(Beginning of DATA TO USE)

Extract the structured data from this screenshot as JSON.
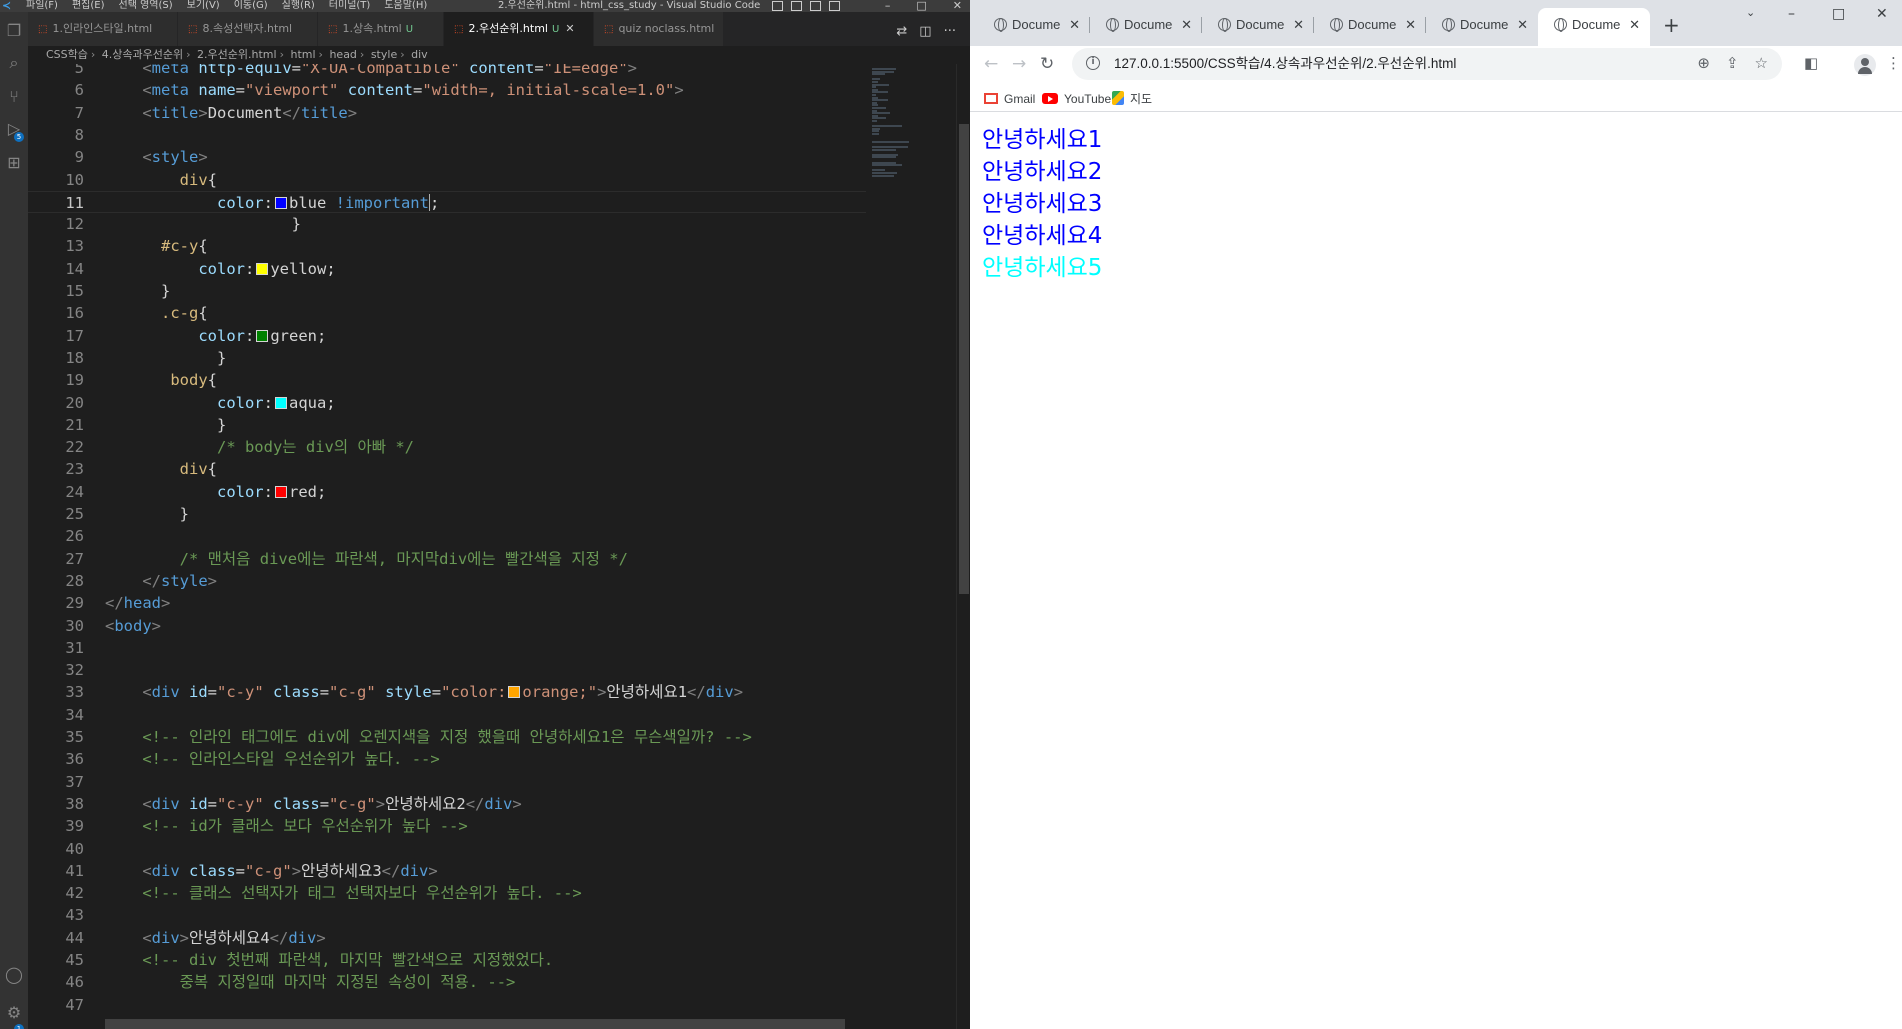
{
  "vscode": {
    "window_title": "2.우선순위.html - html_css_study - Visual Studio Code",
    "menus": [
      "파일(F)",
      "편집(E)",
      "선택 영역(S)",
      "보기(V)",
      "이동(G)",
      "실행(R)",
      "터미널(T)",
      "도움말(H)"
    ],
    "tabs": [
      {
        "label": "1.인라인스타일.html",
        "modified": "",
        "active": false
      },
      {
        "label": "8.속성선택자.html",
        "modified": "",
        "active": false
      },
      {
        "label": "1.상속.html",
        "modified": "U",
        "active": false
      },
      {
        "label": "2.우선순위.html",
        "modified": "U",
        "active": true
      },
      {
        "label": "quiz noclass.html",
        "modified": "",
        "active": false
      }
    ],
    "breadcrumb": [
      "CSS학습",
      "4.상속과우선순위",
      "2.우선순위.html",
      "html",
      "head",
      "style",
      "div"
    ],
    "activity_badges": {
      "source_control": "5",
      "settings": "1"
    },
    "current_line": 11,
    "lines": [
      {
        "n": 5,
        "code": [
          [
            "t-punc",
            "    <"
          ],
          [
            "t-tag",
            "meta "
          ],
          [
            "t-attr",
            "http-equiv"
          ],
          [
            "t-txt",
            "="
          ],
          [
            "t-str",
            "\"X-UA-Compatible\""
          ],
          [
            "t-txt",
            " "
          ],
          [
            "t-attr",
            "content"
          ],
          [
            "t-txt",
            "="
          ],
          [
            "t-str",
            "\"IE=edge\""
          ],
          [
            "t-punc",
            ">"
          ]
        ]
      },
      {
        "n": 6,
        "code": [
          [
            "t-punc",
            "    <"
          ],
          [
            "t-tag",
            "meta "
          ],
          [
            "t-attr",
            "name"
          ],
          [
            "t-txt",
            "="
          ],
          [
            "t-str",
            "\"viewport\""
          ],
          [
            "t-txt",
            " "
          ],
          [
            "t-attr",
            "content"
          ],
          [
            "t-txt",
            "="
          ],
          [
            "t-str",
            "\"width=, initial-scale=1.0\""
          ],
          [
            "t-punc",
            ">"
          ]
        ]
      },
      {
        "n": 7,
        "code": [
          [
            "t-punc",
            "    <"
          ],
          [
            "t-tag",
            "title"
          ],
          [
            "t-punc",
            ">"
          ],
          [
            "t-txt",
            "Document"
          ],
          [
            "t-punc",
            "</"
          ],
          [
            "t-tag",
            "title"
          ],
          [
            "t-punc",
            ">"
          ]
        ]
      },
      {
        "n": 8,
        "code": []
      },
      {
        "n": 9,
        "code": [
          [
            "t-punc",
            "    <"
          ],
          [
            "t-tag",
            "style"
          ],
          [
            "t-punc",
            ">"
          ]
        ]
      },
      {
        "n": 10,
        "code": [
          [
            "t-sel",
            "        div"
          ],
          [
            "t-txt",
            "{"
          ]
        ]
      },
      {
        "n": 11,
        "code": [
          [
            "t-prop",
            "            color"
          ],
          [
            "t-txt",
            ":"
          ],
          [
            "swatch",
            "#0000ff"
          ],
          [
            "t-txt",
            "blue "
          ],
          [
            "t-imp",
            "!important"
          ],
          [
            "t-txt",
            ";"
          ]
        ]
      },
      {
        "n": 12,
        "code": [
          [
            "t-txt",
            "                    }"
          ]
        ]
      },
      {
        "n": 13,
        "code": [
          [
            "t-sel",
            "      #c-y"
          ],
          [
            "t-txt",
            "{"
          ]
        ]
      },
      {
        "n": 14,
        "code": [
          [
            "t-prop",
            "          color"
          ],
          [
            "t-txt",
            ":"
          ],
          [
            "swatch",
            "#ffff00"
          ],
          [
            "t-txt",
            "yellow;"
          ]
        ]
      },
      {
        "n": 15,
        "code": [
          [
            "t-txt",
            "      }"
          ]
        ]
      },
      {
        "n": 16,
        "code": [
          [
            "t-sel",
            "      .c-g"
          ],
          [
            "t-txt",
            "{"
          ]
        ]
      },
      {
        "n": 17,
        "code": [
          [
            "t-prop",
            "          color"
          ],
          [
            "t-txt",
            ":"
          ],
          [
            "swatch",
            "#008000"
          ],
          [
            "t-txt",
            "green;"
          ]
        ]
      },
      {
        "n": 18,
        "code": [
          [
            "t-txt",
            "            }"
          ]
        ]
      },
      {
        "n": 19,
        "code": [
          [
            "t-sel",
            "       body"
          ],
          [
            "t-txt",
            "{"
          ]
        ]
      },
      {
        "n": 20,
        "code": [
          [
            "t-prop",
            "            color"
          ],
          [
            "t-txt",
            ":"
          ],
          [
            "swatch",
            "#00ffff"
          ],
          [
            "t-txt",
            "aqua;"
          ]
        ]
      },
      {
        "n": 21,
        "code": [
          [
            "t-txt",
            "            }"
          ]
        ]
      },
      {
        "n": 22,
        "code": [
          [
            "t-cmt",
            "            /* body는 div의 아빠 */"
          ]
        ]
      },
      {
        "n": 23,
        "code": [
          [
            "t-sel",
            "        div"
          ],
          [
            "t-txt",
            "{"
          ]
        ]
      },
      {
        "n": 24,
        "code": [
          [
            "t-prop",
            "            color"
          ],
          [
            "t-txt",
            ":"
          ],
          [
            "swatch",
            "#ff0000"
          ],
          [
            "t-txt",
            "red;"
          ]
        ]
      },
      {
        "n": 25,
        "code": [
          [
            "t-txt",
            "        }"
          ]
        ]
      },
      {
        "n": 26,
        "code": []
      },
      {
        "n": 27,
        "code": [
          [
            "t-cmt",
            "        /* 맨처음 dive에는 파란색, 마지막div에는 빨간색을 지정 */"
          ]
        ]
      },
      {
        "n": 28,
        "code": [
          [
            "t-punc",
            "    </"
          ],
          [
            "t-tag",
            "style"
          ],
          [
            "t-punc",
            ">"
          ]
        ]
      },
      {
        "n": 29,
        "code": [
          [
            "t-punc",
            "</"
          ],
          [
            "t-tag",
            "head"
          ],
          [
            "t-punc",
            ">"
          ]
        ]
      },
      {
        "n": 30,
        "code": [
          [
            "t-punc",
            "<"
          ],
          [
            "t-tag",
            "body"
          ],
          [
            "t-punc",
            ">"
          ]
        ]
      },
      {
        "n": 31,
        "code": []
      },
      {
        "n": 32,
        "code": []
      },
      {
        "n": 33,
        "code": [
          [
            "t-punc",
            "    <"
          ],
          [
            "t-tag",
            "div "
          ],
          [
            "t-attr",
            "id"
          ],
          [
            "t-txt",
            "="
          ],
          [
            "t-str",
            "\"c-y\""
          ],
          [
            "t-txt",
            " "
          ],
          [
            "t-attr",
            "class"
          ],
          [
            "t-txt",
            "="
          ],
          [
            "t-str",
            "\"c-g\""
          ],
          [
            "t-txt",
            " "
          ],
          [
            "t-attr",
            "style"
          ],
          [
            "t-txt",
            "="
          ],
          [
            "t-str",
            "\"color:"
          ],
          [
            "swatch",
            "#ffa500"
          ],
          [
            "t-str",
            "orange;\""
          ],
          [
            "t-punc",
            ">"
          ],
          [
            "t-txt",
            "안녕하세요1"
          ],
          [
            "t-punc",
            "</"
          ],
          [
            "t-tag",
            "div"
          ],
          [
            "t-punc",
            ">"
          ]
        ]
      },
      {
        "n": 34,
        "code": []
      },
      {
        "n": 35,
        "code": [
          [
            "t-cmt",
            "    <!-- 인라인 태그에도 div에 오렌지색을 지정 했을때 안녕하세요1은 무슨색일까? -->"
          ]
        ]
      },
      {
        "n": 36,
        "code": [
          [
            "t-cmt",
            "    <!-- 인라인스타일 우선순위가 높다. -->"
          ]
        ]
      },
      {
        "n": 37,
        "code": []
      },
      {
        "n": 38,
        "code": [
          [
            "t-punc",
            "    <"
          ],
          [
            "t-tag",
            "div "
          ],
          [
            "t-attr",
            "id"
          ],
          [
            "t-txt",
            "="
          ],
          [
            "t-str",
            "\"c-y\""
          ],
          [
            "t-txt",
            " "
          ],
          [
            "t-attr",
            "class"
          ],
          [
            "t-txt",
            "="
          ],
          [
            "t-str",
            "\"c-g\""
          ],
          [
            "t-punc",
            ">"
          ],
          [
            "t-txt",
            "안녕하세요2"
          ],
          [
            "t-punc",
            "</"
          ],
          [
            "t-tag",
            "div"
          ],
          [
            "t-punc",
            ">"
          ]
        ]
      },
      {
        "n": 39,
        "code": [
          [
            "t-cmt",
            "    <!-- id가 클래스 보다 우선순위가 높다 -->"
          ]
        ]
      },
      {
        "n": 40,
        "code": []
      },
      {
        "n": 41,
        "code": [
          [
            "t-punc",
            "    <"
          ],
          [
            "t-tag",
            "div "
          ],
          [
            "t-attr",
            "class"
          ],
          [
            "t-txt",
            "="
          ],
          [
            "t-str",
            "\"c-g\""
          ],
          [
            "t-punc",
            ">"
          ],
          [
            "t-txt",
            "안녕하세요3"
          ],
          [
            "t-punc",
            "</"
          ],
          [
            "t-tag",
            "div"
          ],
          [
            "t-punc",
            ">"
          ]
        ]
      },
      {
        "n": 42,
        "code": [
          [
            "t-cmt",
            "    <!-- 클래스 선택자가 태그 선택자보다 우선순위가 높다. -->"
          ]
        ]
      },
      {
        "n": 43,
        "code": []
      },
      {
        "n": 44,
        "code": [
          [
            "t-punc",
            "    <"
          ],
          [
            "t-tag",
            "div"
          ],
          [
            "t-punc",
            ">"
          ],
          [
            "t-txt",
            "안녕하세요4"
          ],
          [
            "t-punc",
            "</"
          ],
          [
            "t-tag",
            "div"
          ],
          [
            "t-punc",
            ">"
          ]
        ]
      },
      {
        "n": 45,
        "code": [
          [
            "t-cmt",
            "    <!-- div 첫번째 파란색, 마지막 빨간색으로 지정했었다."
          ]
        ]
      },
      {
        "n": 46,
        "code": [
          [
            "t-cmt",
            "        중복 지정일때 마지막 지정된 속성이 적용. -->"
          ]
        ]
      },
      {
        "n": 47,
        "code": []
      }
    ]
  },
  "chrome": {
    "tabs": [
      "Docume",
      "Docume",
      "Docume",
      "Docume",
      "Docume",
      "Docume"
    ],
    "active_tab": 5,
    "url": "127.0.0.1:5500/CSS학습/4.상속과우선순위/2.우선순위.html",
    "bookmarks": [
      "Gmail",
      "YouTube",
      "지도"
    ],
    "page": {
      "lines": [
        {
          "text": "안녕하세요1",
          "color": "#0000ff"
        },
        {
          "text": "안녕하세요2",
          "color": "#0000ff"
        },
        {
          "text": "안녕하세요3",
          "color": "#0000ff"
        },
        {
          "text": "안녕하세요4",
          "color": "#0000ff"
        },
        {
          "text": "안녕하세요5",
          "color": "#00ffff"
        }
      ]
    }
  }
}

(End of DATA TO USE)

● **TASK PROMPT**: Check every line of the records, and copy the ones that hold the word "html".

● **ANSWER TO THIS EXERCISE**:
    "window_title": "2.우선순위.html - html_css_study - Visual Studio Code",
        "label": "1.인라인스타일.html",
        "label": "8.속성선택자.html",
        "label": "1.상속.html",
        "label": "2.우선순위.html",
        "label": "quiz noclass.html",
      "2.우선순위.html",
      "html",
    "url": "127.0.0.1:5500/CSS학습/4.상속과우선순위/2.우선순위.html",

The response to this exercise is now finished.